Look through the records below, and whenever a line contains "heart", copy it.

-- Opening Marker --

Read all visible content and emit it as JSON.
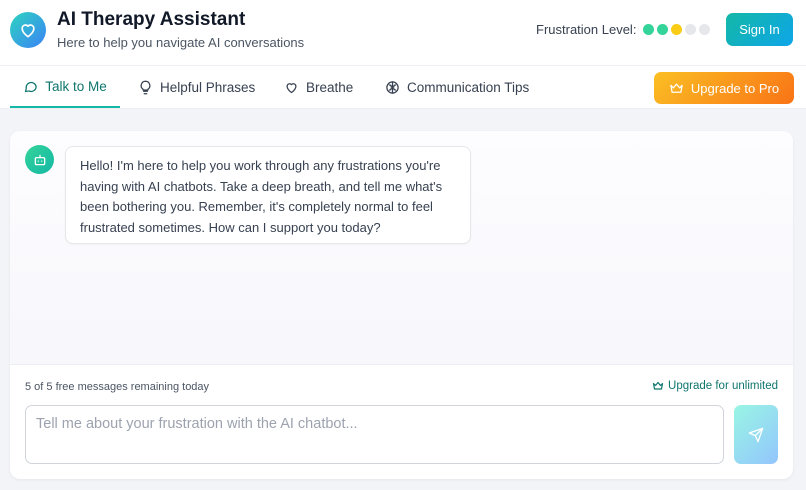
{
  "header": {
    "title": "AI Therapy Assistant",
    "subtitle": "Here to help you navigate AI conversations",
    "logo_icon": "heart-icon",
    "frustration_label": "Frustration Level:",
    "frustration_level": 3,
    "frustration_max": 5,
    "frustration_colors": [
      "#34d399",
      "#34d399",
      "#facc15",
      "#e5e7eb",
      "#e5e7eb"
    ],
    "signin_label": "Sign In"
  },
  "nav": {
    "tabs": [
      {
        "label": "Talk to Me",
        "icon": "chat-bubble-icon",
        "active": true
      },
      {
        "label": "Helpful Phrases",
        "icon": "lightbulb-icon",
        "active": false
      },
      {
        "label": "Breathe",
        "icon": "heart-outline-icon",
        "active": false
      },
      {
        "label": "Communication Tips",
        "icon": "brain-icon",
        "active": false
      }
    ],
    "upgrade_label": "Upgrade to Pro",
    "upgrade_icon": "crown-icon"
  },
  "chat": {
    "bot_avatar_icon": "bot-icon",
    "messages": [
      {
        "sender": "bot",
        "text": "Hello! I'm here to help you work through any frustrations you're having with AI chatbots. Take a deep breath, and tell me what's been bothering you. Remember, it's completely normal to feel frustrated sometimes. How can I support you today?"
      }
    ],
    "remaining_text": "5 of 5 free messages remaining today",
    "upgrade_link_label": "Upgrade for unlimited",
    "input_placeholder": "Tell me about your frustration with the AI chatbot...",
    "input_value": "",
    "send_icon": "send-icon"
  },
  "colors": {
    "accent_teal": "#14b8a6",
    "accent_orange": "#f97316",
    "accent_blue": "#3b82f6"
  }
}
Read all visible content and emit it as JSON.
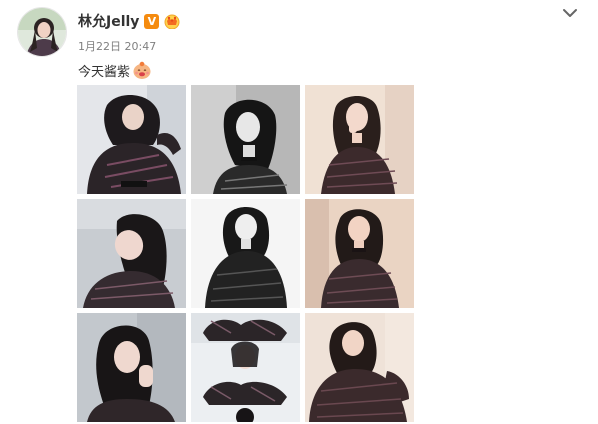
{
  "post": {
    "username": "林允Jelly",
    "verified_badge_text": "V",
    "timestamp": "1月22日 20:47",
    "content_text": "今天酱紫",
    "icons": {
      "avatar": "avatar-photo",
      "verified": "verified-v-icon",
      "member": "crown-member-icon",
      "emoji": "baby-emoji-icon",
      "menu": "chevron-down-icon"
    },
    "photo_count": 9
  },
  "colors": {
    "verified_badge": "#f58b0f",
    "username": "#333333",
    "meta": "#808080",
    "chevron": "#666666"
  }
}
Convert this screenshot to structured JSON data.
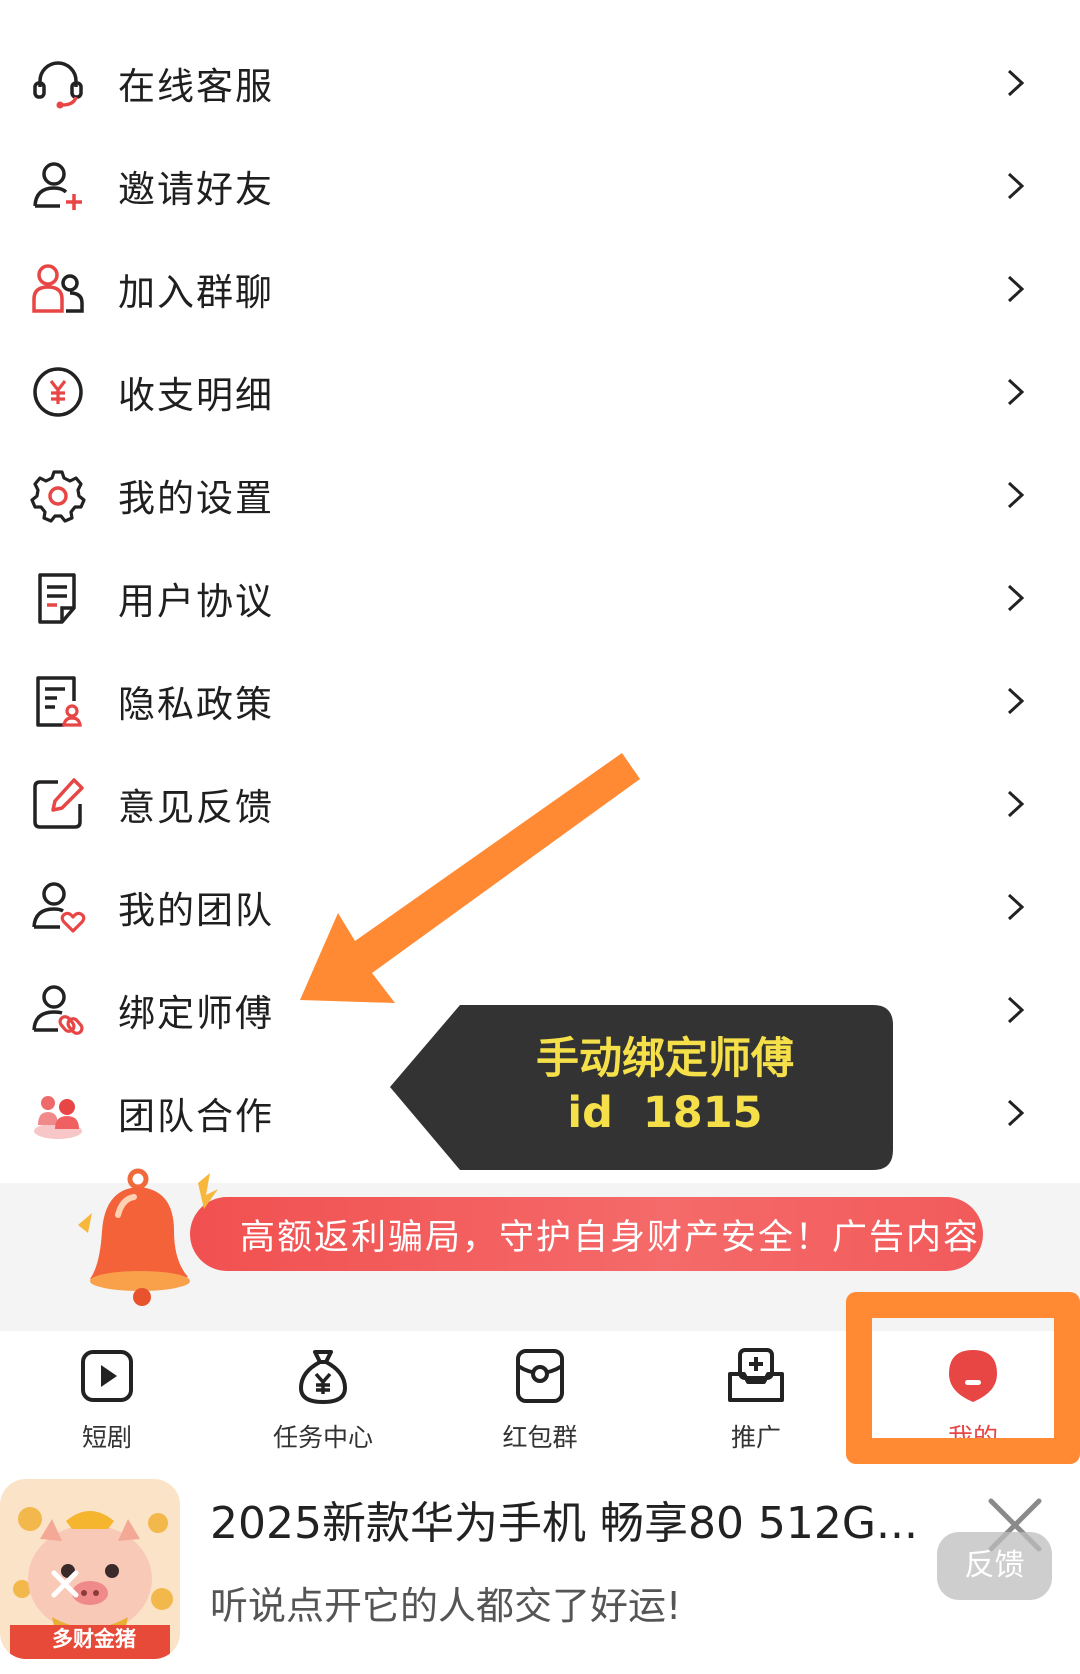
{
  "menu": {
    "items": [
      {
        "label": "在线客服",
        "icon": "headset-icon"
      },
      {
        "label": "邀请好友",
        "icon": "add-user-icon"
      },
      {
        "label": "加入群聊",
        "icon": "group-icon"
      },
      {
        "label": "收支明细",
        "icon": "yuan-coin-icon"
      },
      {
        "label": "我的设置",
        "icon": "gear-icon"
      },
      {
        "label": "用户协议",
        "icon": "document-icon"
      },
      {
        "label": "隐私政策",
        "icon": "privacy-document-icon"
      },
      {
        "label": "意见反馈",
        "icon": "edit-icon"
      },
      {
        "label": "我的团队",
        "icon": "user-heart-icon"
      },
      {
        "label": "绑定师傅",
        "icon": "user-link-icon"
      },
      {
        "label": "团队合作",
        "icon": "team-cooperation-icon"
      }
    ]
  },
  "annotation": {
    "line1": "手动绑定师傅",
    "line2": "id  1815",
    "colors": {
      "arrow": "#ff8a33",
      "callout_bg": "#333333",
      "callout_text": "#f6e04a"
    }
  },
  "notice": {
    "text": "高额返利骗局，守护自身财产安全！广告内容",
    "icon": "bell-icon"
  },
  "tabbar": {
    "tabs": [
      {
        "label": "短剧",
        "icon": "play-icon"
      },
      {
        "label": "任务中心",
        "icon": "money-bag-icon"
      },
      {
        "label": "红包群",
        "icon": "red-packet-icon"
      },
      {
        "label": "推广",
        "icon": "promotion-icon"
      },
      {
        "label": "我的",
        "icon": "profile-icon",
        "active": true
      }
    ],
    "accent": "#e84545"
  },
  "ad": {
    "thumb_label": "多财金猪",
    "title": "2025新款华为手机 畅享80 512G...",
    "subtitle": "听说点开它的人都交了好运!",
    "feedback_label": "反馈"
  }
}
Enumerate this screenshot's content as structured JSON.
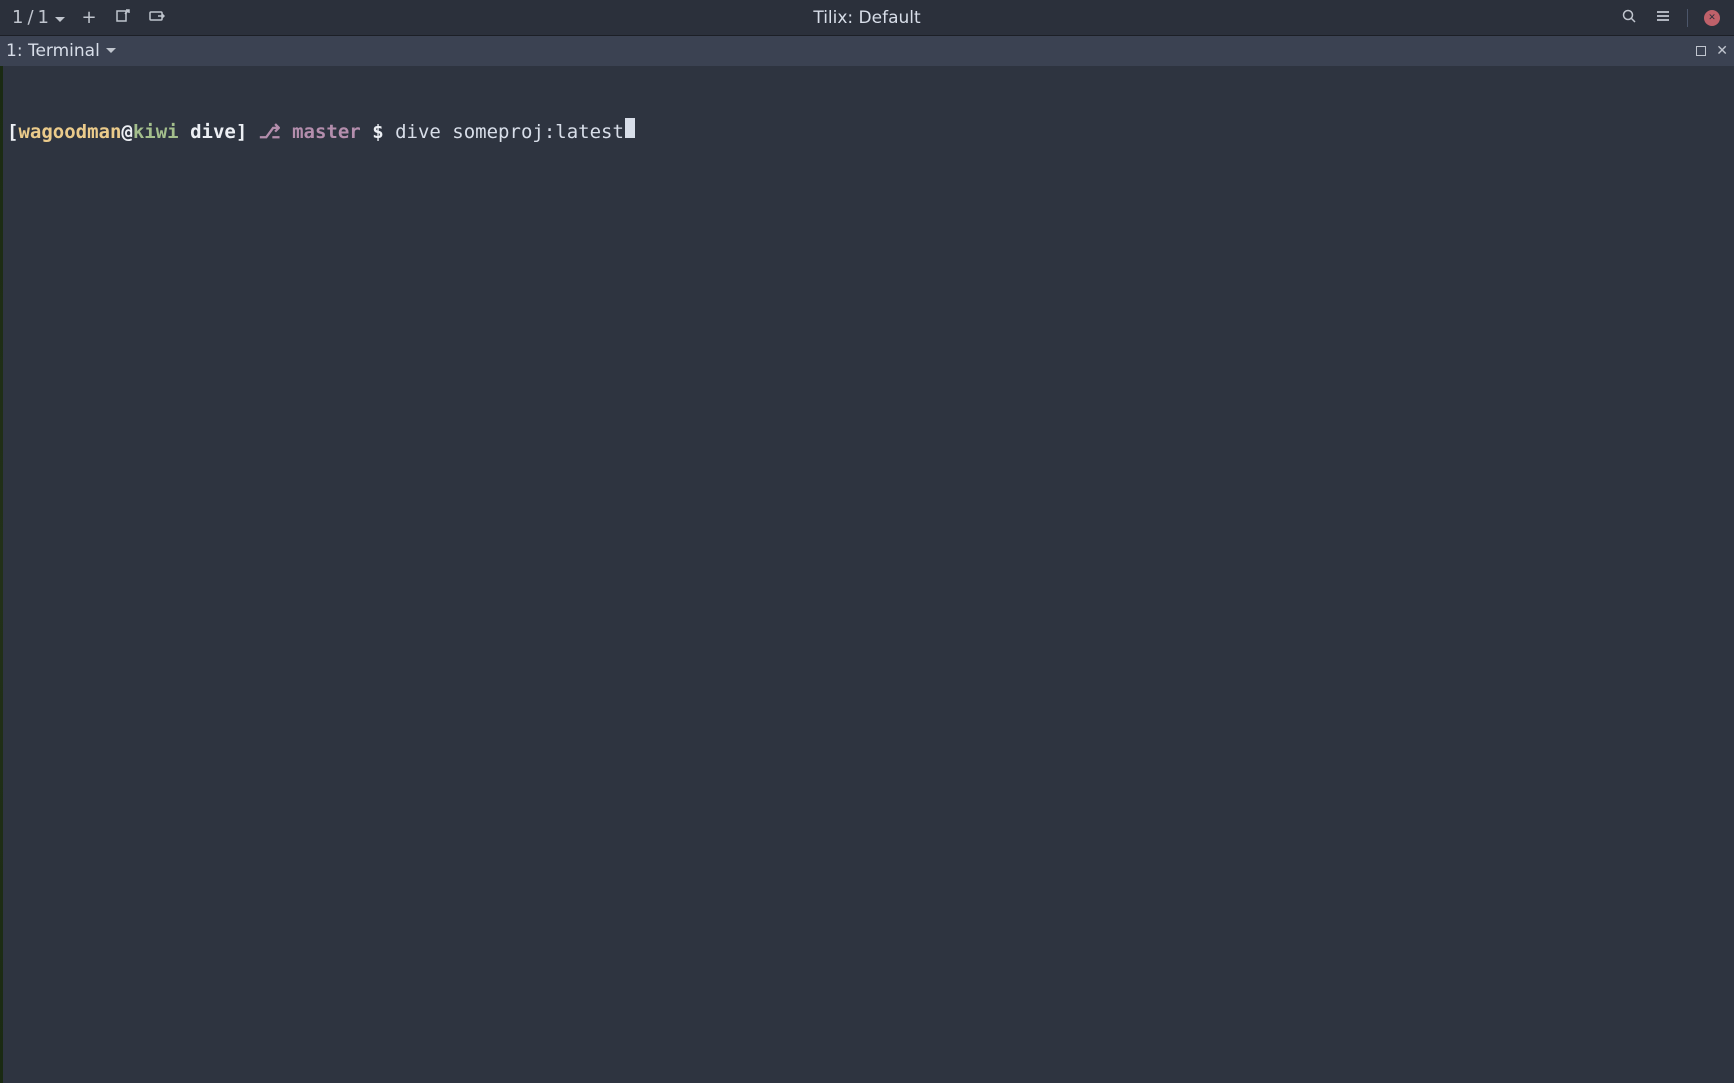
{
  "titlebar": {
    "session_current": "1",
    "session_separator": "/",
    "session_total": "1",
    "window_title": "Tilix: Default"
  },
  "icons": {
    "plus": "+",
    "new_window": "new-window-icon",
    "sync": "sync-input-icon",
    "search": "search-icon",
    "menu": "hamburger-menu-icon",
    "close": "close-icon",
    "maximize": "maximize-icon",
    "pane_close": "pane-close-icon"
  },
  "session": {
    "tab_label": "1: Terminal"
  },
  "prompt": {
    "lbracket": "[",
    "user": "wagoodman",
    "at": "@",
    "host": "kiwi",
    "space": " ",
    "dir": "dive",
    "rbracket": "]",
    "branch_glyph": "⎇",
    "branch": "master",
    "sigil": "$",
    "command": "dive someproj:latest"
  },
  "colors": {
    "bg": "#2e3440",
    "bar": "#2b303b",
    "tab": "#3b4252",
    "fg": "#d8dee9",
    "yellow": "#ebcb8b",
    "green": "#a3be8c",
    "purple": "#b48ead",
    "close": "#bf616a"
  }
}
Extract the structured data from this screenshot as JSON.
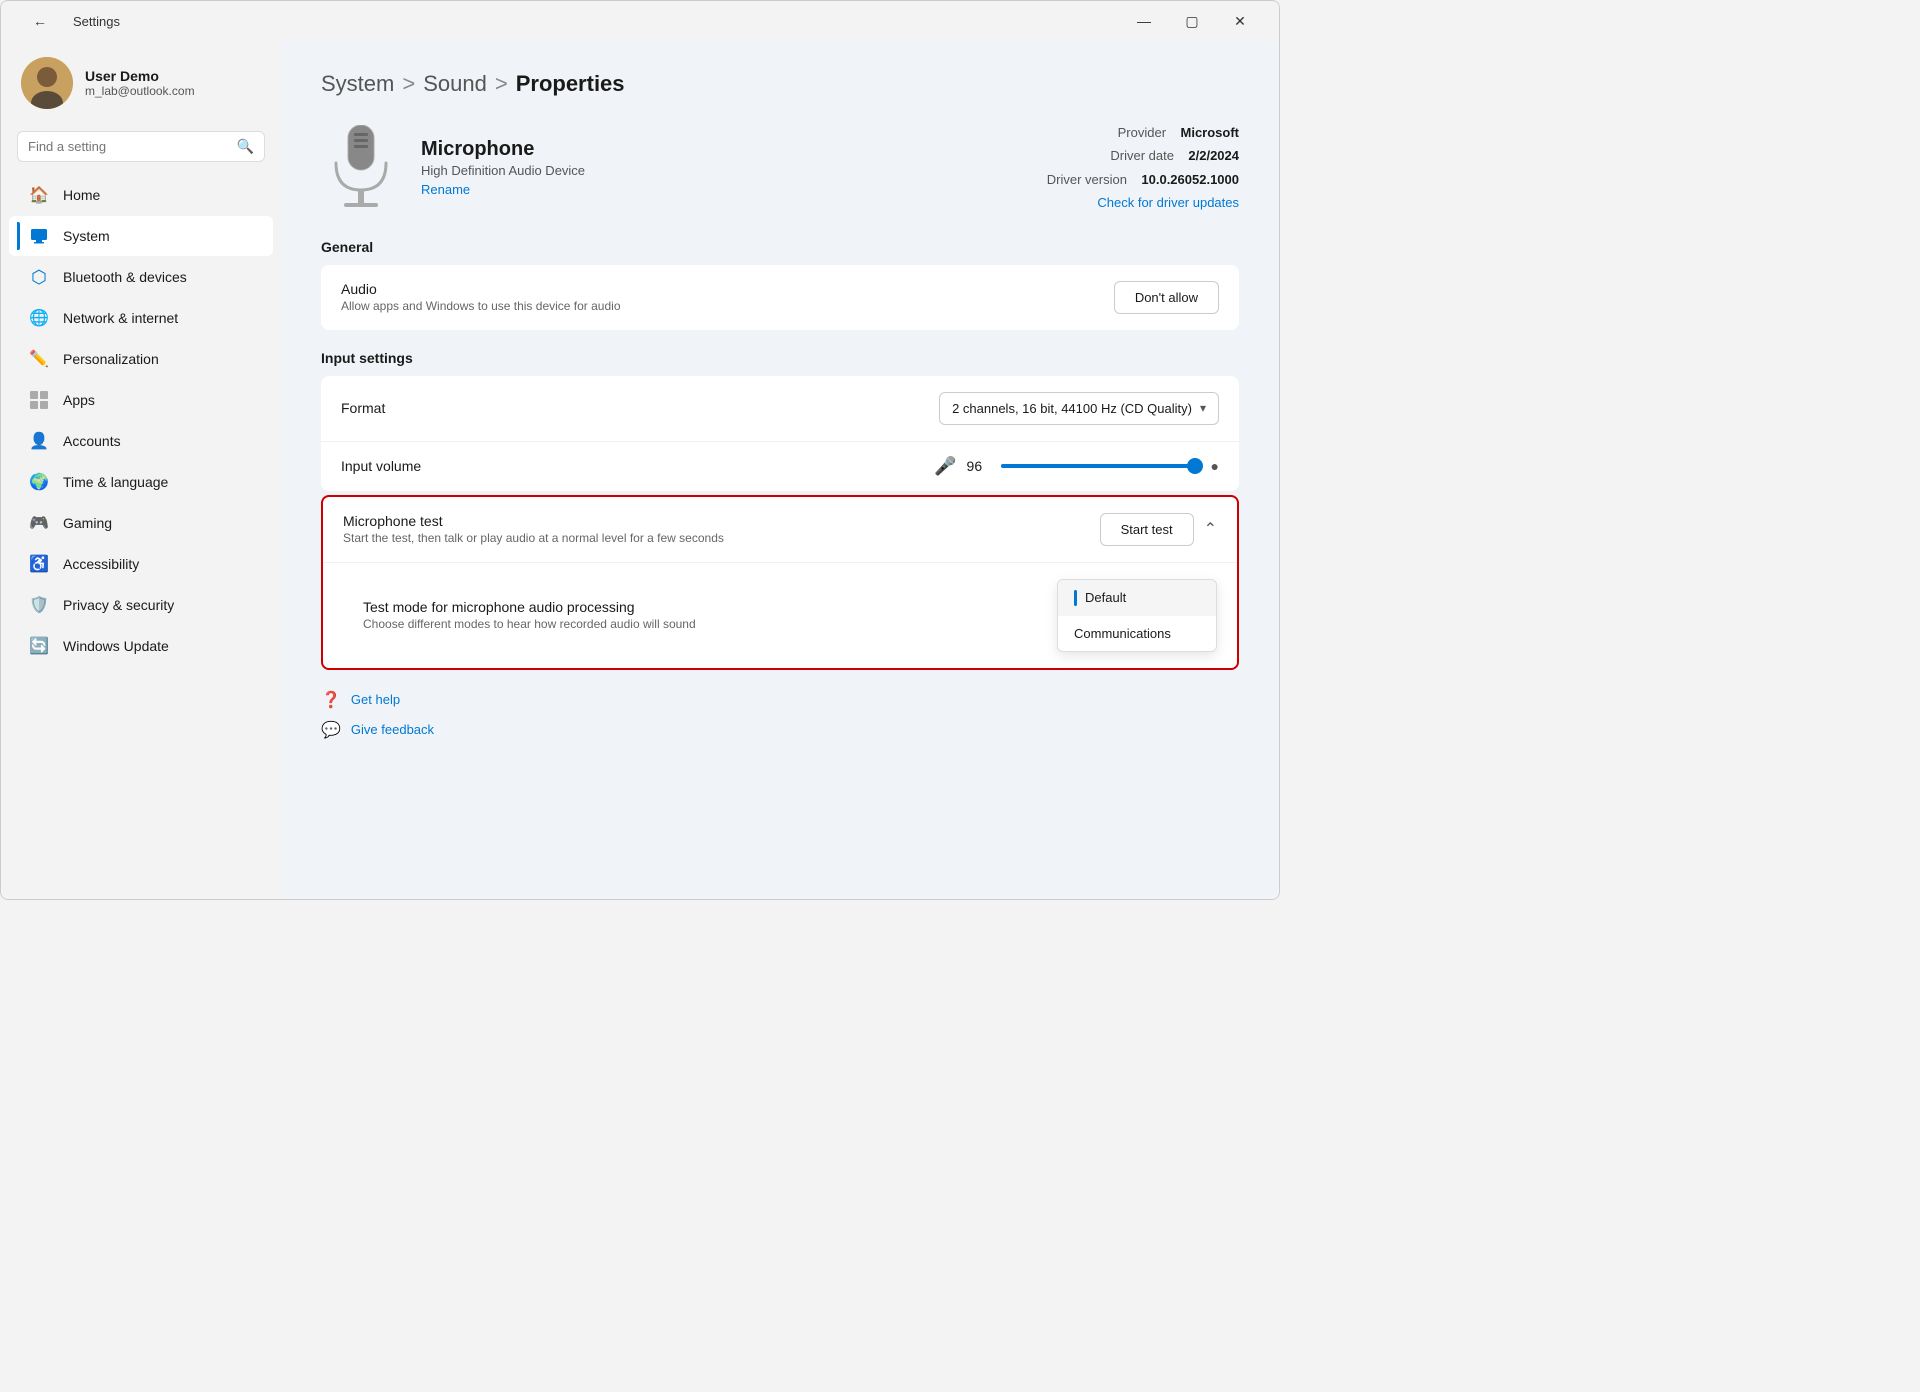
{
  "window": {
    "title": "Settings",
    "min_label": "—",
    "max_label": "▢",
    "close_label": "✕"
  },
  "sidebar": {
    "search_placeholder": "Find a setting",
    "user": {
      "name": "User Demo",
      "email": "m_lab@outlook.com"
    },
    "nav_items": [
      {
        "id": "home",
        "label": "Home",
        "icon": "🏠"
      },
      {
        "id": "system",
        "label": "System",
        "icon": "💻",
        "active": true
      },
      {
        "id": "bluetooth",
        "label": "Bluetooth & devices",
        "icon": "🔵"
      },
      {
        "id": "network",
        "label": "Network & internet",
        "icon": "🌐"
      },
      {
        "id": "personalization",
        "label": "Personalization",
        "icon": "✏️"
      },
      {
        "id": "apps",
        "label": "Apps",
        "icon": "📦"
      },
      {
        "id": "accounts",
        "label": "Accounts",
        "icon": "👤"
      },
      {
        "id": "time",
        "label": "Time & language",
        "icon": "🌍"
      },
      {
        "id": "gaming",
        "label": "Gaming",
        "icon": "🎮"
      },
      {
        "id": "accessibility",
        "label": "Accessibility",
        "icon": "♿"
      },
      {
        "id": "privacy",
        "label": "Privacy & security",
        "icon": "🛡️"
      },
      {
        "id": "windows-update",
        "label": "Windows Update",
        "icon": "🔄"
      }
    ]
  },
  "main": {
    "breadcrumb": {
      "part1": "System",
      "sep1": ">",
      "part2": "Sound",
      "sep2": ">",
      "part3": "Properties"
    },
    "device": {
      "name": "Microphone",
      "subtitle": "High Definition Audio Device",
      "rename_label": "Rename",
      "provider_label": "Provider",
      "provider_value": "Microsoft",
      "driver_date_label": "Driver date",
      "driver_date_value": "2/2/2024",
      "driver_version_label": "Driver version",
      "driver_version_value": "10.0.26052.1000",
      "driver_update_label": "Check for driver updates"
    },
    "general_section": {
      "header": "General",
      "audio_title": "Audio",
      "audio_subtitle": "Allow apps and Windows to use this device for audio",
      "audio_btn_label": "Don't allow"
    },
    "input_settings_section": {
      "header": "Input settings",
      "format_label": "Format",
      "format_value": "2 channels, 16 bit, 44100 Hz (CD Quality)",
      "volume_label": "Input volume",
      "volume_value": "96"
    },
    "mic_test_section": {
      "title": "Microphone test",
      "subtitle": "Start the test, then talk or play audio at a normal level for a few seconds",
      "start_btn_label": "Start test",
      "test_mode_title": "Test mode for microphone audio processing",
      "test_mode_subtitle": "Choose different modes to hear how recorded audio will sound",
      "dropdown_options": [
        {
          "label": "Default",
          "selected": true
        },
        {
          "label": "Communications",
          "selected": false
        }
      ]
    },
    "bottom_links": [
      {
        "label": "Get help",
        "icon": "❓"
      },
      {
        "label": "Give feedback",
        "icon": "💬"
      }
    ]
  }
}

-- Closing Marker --

Your response →
    "logo_icon": "heart-icon",
        "icon": "heart-outline-icon",
        "icon": "user-heart-icon"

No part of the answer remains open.